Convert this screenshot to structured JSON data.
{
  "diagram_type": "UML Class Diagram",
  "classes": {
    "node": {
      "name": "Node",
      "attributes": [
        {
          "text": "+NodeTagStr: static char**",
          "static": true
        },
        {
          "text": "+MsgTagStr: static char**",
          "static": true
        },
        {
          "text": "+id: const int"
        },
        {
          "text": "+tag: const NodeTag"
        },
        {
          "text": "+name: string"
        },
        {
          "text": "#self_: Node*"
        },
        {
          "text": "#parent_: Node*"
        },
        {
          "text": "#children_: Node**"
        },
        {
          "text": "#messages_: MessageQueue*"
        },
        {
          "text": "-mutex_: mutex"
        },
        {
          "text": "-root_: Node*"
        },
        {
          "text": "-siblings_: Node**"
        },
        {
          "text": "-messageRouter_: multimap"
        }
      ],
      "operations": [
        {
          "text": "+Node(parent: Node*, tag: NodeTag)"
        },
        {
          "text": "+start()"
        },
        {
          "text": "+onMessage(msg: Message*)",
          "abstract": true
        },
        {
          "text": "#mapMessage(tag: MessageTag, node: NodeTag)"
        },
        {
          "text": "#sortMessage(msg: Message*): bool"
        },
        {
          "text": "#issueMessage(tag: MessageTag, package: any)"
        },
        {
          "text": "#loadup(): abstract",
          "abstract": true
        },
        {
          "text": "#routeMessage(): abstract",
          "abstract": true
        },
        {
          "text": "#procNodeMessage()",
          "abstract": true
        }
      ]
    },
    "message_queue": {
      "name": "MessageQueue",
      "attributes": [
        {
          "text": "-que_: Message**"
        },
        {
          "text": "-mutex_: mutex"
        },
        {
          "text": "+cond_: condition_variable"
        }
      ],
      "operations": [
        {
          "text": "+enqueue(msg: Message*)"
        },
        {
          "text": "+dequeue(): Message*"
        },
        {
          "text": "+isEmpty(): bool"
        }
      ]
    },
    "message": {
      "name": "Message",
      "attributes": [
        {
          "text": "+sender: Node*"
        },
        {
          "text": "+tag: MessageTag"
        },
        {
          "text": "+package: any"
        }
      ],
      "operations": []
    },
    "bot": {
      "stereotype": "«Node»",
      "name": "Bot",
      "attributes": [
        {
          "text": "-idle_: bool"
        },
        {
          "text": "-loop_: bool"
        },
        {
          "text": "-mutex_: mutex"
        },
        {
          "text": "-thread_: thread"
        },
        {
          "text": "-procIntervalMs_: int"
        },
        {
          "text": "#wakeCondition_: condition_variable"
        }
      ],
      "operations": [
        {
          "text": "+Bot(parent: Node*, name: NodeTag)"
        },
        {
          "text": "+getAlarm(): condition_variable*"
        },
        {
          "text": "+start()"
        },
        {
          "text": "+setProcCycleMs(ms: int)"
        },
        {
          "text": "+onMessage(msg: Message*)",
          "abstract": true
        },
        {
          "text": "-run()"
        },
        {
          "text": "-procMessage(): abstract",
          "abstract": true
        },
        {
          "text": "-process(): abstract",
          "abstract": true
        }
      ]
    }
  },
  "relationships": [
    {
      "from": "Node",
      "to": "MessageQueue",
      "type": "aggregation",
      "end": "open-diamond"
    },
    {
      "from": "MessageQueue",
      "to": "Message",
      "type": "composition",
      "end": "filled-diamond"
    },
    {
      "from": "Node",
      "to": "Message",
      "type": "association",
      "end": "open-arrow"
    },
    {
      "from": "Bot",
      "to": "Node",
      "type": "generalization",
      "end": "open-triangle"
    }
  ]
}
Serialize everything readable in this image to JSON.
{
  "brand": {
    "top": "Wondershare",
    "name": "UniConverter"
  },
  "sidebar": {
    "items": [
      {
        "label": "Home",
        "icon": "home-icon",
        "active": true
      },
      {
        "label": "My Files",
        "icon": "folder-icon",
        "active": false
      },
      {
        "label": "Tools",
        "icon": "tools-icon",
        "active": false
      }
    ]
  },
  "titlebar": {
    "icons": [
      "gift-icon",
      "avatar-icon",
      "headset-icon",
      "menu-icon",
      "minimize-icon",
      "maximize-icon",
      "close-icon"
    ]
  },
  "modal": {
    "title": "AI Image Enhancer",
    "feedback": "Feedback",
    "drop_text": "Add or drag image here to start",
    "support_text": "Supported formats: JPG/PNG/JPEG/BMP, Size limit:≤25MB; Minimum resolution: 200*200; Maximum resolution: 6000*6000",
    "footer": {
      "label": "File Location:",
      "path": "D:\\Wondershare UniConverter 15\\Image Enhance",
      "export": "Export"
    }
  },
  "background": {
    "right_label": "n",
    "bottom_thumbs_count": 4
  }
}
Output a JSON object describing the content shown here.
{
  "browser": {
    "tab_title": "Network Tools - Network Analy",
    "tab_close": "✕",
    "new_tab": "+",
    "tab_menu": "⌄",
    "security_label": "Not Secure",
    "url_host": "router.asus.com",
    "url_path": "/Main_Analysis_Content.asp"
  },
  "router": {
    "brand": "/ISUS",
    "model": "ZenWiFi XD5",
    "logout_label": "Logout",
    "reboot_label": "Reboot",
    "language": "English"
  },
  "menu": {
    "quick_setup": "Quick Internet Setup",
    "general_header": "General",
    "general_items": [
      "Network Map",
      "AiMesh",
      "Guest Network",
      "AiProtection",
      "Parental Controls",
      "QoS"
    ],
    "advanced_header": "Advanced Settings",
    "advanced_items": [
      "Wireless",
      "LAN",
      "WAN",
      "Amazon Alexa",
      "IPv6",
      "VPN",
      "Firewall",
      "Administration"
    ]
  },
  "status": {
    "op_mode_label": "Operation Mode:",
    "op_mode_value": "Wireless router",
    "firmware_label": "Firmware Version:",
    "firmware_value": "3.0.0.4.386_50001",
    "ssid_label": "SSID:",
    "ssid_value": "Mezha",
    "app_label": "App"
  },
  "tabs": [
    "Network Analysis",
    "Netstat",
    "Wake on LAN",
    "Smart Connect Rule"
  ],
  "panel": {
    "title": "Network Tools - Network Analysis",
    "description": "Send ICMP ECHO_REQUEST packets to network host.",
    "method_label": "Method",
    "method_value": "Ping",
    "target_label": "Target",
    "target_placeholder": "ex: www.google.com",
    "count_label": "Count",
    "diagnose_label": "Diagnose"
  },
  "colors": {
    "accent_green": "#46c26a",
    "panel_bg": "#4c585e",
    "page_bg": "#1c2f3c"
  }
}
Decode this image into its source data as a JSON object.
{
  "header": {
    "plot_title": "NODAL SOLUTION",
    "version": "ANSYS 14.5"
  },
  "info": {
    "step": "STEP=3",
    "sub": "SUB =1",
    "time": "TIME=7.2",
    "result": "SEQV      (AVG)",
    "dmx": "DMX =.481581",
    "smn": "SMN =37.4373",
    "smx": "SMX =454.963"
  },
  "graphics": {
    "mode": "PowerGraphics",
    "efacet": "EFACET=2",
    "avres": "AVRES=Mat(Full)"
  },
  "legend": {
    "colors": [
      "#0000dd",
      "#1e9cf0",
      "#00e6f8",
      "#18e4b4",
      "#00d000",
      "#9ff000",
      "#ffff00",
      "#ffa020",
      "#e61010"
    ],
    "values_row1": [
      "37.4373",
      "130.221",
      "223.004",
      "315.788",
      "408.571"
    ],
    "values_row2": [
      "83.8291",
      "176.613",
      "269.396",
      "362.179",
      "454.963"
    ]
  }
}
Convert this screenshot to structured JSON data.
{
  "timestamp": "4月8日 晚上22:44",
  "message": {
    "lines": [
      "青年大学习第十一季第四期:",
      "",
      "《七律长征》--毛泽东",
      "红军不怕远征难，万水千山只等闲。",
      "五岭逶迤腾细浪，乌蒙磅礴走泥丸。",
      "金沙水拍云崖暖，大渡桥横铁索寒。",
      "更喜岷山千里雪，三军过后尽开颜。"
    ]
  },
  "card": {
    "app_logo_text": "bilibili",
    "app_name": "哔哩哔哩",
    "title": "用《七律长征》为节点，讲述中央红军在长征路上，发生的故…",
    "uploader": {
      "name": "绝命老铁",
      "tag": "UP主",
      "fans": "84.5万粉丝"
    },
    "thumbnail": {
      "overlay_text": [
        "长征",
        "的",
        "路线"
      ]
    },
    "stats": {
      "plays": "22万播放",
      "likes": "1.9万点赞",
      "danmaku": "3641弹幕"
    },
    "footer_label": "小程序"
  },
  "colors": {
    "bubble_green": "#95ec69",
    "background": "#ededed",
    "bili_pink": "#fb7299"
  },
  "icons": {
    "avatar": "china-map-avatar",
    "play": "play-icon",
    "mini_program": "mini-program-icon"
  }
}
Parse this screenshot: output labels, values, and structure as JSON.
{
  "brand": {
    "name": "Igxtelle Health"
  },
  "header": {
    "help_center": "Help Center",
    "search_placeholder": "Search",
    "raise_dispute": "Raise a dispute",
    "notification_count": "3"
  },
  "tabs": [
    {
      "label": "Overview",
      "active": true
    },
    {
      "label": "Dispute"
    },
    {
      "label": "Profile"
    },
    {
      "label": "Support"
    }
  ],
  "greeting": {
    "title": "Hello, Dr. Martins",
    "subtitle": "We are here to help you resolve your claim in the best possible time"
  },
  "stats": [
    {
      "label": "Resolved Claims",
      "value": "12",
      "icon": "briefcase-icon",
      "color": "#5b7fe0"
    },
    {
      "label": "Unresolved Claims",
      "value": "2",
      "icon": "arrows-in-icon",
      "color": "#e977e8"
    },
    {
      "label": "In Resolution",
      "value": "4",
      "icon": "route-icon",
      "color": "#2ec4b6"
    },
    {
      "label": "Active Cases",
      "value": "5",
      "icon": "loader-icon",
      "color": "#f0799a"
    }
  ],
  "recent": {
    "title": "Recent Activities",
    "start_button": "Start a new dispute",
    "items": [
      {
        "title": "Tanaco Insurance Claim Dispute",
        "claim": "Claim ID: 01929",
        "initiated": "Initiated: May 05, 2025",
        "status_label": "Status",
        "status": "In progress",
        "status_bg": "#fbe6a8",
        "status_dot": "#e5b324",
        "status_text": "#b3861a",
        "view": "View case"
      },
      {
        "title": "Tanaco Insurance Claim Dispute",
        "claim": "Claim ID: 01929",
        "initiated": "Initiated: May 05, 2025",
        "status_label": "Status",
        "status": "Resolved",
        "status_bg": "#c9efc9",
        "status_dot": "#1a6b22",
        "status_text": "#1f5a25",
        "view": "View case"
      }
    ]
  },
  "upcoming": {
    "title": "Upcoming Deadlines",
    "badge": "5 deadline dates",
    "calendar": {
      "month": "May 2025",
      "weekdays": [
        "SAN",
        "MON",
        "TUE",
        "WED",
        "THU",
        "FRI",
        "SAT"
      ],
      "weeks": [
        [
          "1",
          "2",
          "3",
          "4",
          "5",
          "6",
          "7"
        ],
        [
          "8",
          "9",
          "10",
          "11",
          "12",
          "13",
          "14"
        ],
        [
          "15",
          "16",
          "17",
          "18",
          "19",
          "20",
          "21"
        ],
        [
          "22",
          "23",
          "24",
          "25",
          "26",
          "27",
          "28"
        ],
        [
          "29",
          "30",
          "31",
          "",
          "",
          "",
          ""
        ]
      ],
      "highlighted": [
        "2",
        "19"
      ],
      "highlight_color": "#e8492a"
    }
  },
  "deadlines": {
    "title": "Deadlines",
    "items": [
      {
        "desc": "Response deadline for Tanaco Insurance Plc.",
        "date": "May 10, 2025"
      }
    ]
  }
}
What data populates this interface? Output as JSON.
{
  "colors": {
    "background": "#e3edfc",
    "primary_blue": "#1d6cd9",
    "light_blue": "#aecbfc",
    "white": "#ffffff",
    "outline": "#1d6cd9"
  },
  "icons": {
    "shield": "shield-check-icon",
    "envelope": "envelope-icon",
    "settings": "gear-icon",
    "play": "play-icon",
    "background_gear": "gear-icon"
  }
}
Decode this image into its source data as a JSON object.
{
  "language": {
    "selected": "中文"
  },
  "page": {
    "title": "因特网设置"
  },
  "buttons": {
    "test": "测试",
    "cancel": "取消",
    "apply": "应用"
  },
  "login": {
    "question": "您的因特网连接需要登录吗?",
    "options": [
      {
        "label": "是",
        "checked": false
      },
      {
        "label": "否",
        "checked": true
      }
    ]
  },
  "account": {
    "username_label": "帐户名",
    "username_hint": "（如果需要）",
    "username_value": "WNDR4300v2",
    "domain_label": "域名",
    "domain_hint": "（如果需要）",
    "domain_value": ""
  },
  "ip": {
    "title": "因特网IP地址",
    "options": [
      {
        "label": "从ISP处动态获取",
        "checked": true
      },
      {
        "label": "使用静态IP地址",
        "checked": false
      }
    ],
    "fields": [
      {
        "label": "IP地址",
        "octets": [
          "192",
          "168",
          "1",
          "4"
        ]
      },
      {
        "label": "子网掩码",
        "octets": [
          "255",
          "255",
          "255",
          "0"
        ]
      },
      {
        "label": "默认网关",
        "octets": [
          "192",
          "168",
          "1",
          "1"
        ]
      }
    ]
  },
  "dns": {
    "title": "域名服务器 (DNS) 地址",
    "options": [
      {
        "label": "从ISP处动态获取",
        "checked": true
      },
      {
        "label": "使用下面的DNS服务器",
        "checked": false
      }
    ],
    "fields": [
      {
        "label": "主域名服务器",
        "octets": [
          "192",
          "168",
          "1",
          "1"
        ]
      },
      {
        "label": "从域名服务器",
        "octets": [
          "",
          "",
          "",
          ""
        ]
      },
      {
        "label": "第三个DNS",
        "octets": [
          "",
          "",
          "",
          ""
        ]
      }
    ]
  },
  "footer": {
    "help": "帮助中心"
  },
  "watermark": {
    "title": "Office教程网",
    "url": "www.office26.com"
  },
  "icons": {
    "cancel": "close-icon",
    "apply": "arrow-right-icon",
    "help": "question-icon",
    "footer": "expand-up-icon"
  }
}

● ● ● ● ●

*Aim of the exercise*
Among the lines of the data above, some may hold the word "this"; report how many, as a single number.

*Exercise output*
7